Microinfluencers — social influencers with smaller followings who are more closely intertwined in their interests — are far more valuable for making local connections. Despite reaching fewer people, these more intimate connections lead to greater engagement from fans. Smaller-scale influencers have a 60% higher engagement rate than most celebrities, according to influencer agency HelloSociety. Followers trust these niche experts because their interests are local.
To source microinfluencers, start with a tool such as Followerwonk, which enables you to analyze your Twitter audience and find niche influencers who can reach a new audience. Scrunch supplies similar demographic and interest analyses across social platforms, allowing you to filter by influencer location, interest, and audience size.
Keep in mind that influencer marketing is rooted in its differentiation from blatant advertising. Just as you expect your microinfluencers to do on your behalf, you must first woo them to engage with your brand. Follow their social accounts, and start building relationships. Once you’ve successfully courted them and have your chosen influencers under contract, you can use a self-service marketplace like Tribe to create campaign content together.
2. Partner with the community.

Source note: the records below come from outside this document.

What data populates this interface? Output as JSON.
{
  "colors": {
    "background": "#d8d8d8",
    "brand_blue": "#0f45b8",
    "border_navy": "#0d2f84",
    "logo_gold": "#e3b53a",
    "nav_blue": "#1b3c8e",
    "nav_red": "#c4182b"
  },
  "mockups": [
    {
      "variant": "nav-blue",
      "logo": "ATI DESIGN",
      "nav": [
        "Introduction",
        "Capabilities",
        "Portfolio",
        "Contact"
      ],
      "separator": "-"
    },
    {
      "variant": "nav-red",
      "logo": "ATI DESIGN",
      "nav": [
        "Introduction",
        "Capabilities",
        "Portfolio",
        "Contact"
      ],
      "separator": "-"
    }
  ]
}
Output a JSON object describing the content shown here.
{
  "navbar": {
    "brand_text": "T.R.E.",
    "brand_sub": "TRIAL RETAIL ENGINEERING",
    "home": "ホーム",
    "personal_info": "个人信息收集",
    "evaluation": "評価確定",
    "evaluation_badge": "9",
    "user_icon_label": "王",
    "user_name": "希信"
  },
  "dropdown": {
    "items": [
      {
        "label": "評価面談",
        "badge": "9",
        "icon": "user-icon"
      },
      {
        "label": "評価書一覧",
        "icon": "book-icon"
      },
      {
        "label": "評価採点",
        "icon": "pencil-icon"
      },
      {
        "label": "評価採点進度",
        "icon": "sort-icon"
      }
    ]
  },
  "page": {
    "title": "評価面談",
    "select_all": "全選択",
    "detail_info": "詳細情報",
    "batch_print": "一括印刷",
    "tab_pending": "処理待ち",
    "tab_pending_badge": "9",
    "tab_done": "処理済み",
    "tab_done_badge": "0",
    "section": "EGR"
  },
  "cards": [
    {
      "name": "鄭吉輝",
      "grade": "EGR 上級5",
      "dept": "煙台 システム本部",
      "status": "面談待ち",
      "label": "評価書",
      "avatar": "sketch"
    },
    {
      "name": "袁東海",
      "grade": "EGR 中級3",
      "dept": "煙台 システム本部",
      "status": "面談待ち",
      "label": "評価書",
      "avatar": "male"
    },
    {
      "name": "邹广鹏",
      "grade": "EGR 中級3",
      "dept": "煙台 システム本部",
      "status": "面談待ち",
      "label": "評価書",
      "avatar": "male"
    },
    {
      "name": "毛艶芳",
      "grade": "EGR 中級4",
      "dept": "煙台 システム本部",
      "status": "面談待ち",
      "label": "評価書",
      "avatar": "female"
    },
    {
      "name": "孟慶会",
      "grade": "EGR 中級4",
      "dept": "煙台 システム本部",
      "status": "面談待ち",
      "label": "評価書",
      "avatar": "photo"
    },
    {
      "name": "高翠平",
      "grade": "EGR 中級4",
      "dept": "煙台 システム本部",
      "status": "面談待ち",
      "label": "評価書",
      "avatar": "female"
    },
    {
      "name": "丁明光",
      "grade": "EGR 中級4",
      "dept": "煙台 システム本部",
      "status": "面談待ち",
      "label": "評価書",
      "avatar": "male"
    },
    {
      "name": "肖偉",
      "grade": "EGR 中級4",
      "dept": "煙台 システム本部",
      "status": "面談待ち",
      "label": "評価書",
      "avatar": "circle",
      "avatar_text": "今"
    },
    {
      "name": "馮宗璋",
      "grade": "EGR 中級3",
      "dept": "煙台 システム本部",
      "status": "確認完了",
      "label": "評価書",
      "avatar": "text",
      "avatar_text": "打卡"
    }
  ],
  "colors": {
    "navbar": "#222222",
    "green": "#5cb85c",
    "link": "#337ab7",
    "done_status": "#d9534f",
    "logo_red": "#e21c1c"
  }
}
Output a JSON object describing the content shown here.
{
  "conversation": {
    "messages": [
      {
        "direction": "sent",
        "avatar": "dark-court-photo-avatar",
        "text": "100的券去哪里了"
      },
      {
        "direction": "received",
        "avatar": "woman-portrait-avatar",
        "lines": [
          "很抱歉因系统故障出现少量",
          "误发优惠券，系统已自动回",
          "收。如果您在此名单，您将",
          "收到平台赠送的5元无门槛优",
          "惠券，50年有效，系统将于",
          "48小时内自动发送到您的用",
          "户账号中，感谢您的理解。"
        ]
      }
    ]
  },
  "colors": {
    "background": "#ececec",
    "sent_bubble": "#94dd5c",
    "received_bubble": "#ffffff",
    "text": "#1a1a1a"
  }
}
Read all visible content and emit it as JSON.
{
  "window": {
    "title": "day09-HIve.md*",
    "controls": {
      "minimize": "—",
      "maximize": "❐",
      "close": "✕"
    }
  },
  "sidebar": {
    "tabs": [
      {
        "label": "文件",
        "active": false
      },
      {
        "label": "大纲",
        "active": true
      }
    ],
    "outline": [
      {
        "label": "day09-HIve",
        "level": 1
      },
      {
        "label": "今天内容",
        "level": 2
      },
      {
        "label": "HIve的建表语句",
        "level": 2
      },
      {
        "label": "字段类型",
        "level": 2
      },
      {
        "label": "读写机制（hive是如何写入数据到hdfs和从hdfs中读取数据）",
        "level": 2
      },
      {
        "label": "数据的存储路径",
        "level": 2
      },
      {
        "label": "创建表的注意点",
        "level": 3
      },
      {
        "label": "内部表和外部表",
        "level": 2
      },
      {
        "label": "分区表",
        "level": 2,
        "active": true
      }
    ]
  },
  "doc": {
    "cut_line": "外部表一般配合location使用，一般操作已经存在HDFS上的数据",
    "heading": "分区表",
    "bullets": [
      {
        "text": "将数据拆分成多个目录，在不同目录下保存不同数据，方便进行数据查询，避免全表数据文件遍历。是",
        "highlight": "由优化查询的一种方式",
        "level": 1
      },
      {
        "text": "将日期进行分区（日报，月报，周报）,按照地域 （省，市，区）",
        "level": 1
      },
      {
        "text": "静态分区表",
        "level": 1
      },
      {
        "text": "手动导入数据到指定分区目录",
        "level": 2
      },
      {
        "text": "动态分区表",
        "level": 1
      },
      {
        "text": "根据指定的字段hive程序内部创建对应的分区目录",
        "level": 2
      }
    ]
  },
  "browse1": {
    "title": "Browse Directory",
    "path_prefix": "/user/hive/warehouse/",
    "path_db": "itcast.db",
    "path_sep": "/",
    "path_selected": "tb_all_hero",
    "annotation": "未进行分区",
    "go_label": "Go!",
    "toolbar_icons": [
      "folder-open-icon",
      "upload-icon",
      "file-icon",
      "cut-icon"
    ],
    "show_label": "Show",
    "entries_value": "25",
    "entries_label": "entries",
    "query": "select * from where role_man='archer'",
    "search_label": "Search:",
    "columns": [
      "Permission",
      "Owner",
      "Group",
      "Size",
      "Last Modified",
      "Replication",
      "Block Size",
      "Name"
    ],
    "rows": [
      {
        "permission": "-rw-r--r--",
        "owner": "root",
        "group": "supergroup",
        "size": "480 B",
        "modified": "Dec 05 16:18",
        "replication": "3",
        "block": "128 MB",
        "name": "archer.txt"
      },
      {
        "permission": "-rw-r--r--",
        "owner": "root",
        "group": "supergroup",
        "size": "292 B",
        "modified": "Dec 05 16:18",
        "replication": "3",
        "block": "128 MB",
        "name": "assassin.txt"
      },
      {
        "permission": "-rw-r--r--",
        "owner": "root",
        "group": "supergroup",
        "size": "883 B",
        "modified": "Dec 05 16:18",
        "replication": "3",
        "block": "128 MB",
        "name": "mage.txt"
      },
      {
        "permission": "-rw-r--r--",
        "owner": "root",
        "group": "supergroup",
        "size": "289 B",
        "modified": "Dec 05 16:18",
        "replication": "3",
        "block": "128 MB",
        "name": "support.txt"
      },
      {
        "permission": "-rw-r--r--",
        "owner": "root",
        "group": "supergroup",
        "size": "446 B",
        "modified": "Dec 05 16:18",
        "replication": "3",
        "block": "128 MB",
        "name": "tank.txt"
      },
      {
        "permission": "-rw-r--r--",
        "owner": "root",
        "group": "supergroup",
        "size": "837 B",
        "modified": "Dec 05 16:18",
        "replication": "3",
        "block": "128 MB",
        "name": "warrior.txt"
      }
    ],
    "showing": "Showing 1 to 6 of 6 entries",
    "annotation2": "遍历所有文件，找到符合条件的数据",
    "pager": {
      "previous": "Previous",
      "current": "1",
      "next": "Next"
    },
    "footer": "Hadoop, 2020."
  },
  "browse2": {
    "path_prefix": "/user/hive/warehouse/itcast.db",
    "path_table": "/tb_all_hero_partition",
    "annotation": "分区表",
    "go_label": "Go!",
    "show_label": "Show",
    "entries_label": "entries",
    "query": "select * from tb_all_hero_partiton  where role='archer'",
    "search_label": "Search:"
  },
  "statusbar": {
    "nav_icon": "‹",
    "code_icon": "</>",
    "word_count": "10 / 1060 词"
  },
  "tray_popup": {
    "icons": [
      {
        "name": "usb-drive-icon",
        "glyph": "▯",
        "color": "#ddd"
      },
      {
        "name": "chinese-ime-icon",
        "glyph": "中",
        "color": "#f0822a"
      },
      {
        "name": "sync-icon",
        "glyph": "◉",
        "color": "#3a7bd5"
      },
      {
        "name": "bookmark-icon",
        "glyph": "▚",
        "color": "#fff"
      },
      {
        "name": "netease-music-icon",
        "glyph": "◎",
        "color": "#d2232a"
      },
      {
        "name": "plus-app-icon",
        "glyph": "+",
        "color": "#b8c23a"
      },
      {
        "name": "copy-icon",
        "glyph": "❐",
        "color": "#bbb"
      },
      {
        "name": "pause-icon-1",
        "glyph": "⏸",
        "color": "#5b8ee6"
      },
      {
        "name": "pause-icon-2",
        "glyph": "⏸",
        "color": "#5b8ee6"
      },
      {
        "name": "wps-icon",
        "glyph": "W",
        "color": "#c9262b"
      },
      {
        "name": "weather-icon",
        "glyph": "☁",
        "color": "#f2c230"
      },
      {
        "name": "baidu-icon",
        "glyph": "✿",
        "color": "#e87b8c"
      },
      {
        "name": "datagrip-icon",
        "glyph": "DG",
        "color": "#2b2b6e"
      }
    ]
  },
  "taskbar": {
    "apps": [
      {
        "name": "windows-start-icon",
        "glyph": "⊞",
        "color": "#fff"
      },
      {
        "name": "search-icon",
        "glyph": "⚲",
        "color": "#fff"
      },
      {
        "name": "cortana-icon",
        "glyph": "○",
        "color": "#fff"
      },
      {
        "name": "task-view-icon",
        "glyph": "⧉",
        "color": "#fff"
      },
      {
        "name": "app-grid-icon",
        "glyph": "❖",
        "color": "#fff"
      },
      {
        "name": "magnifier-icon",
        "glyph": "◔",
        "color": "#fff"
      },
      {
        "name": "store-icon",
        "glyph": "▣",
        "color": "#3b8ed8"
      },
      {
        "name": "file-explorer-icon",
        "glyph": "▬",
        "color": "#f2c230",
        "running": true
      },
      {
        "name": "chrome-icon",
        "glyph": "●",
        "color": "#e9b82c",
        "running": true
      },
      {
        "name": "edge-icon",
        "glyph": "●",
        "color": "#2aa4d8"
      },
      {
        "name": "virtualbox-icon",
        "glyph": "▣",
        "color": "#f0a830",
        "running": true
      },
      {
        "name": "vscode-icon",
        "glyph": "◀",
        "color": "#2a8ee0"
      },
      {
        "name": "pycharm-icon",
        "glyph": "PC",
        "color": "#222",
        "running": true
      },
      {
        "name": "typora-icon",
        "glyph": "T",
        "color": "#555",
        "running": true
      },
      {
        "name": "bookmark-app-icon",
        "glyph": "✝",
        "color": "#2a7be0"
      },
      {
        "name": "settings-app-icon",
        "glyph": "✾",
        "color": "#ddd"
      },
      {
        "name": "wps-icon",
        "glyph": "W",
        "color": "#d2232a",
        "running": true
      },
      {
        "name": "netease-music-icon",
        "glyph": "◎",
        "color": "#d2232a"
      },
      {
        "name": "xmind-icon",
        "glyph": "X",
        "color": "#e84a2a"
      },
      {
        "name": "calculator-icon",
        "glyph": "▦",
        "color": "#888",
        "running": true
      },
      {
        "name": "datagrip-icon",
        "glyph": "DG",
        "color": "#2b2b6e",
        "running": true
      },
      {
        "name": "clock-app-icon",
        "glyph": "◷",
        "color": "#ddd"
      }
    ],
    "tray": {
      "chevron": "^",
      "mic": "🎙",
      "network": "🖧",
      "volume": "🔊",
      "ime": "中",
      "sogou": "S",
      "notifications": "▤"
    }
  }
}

Communities have unique needs that tug at residents’ heartstrings — and no one understands those needs better than local nonprofit organizations. By teaming up with nonprofits, your brand can not only help move an important organization’s mission forward, but also bolster its own credibility among locals.
Natural gas provider Gas South offers a perfect example. Its long-standing partnership with The Salvation Army of Metro Atlanta includes volunteer programs, financial support, and emergency bill-pay assistance. As a result, Gas South has been able to cement its reputation as a community-minded brand while helping local families in need.
Give your regional directors and subsidiaries the authority to forge partnerships with nonprofits in their respective areas, and your brand will receive the local branding boost that comes with doing charitable deeds. Direct your leaders to cause marketing agencies like For Momentum and Engage for Good for free resources and podcasts. Soon, Facebook will allow brands to partner with community groups and nonprofits on its platform. In the meantime, consider a SaaS partner platform like Partnerize to manage any nonprofit partnerships.
3. Cater to the locals.
Though the philanthropic world offers great opportunities for local partnerships, your brand should also extend its support to local businesses. Take modern furniture and home decor brand West Elm. Though the brand has stores that span the nation, it incorporates local flair in each location. When it opened a store in Cleveland last year, West Elm designed the storefront to pay homage to the city’s deep history in manufacturing, and it even stocked goods from eight local brands. Other locations — from Richmond, Virginia, to Los Angeles — got similar treatment.
These art displays make great social media fodder, but they also underscore local loyalty. West Elm’s local art curation offers local assistance beyond store aesthetics. Small business partnerships like this can help you boost your local SEO ranking. When your brand showcases local businesses, you are more likely to build prominence through mentions with backlinks and citations (name, address, and phone number) from those business owners.
Hosting unique events at different branch locations will also afford you plenty of citations. Use local SEO tools like Whitespark and Yext to audit your citations, centralize your data, and improve your local search rankings.
Consumers are on the hunt for local flavor — but that doesn’t mean large brands are confined to the sidelines. By making smaller, more thoughtful connections powered by your martech stack, you can make a huge impact in any market.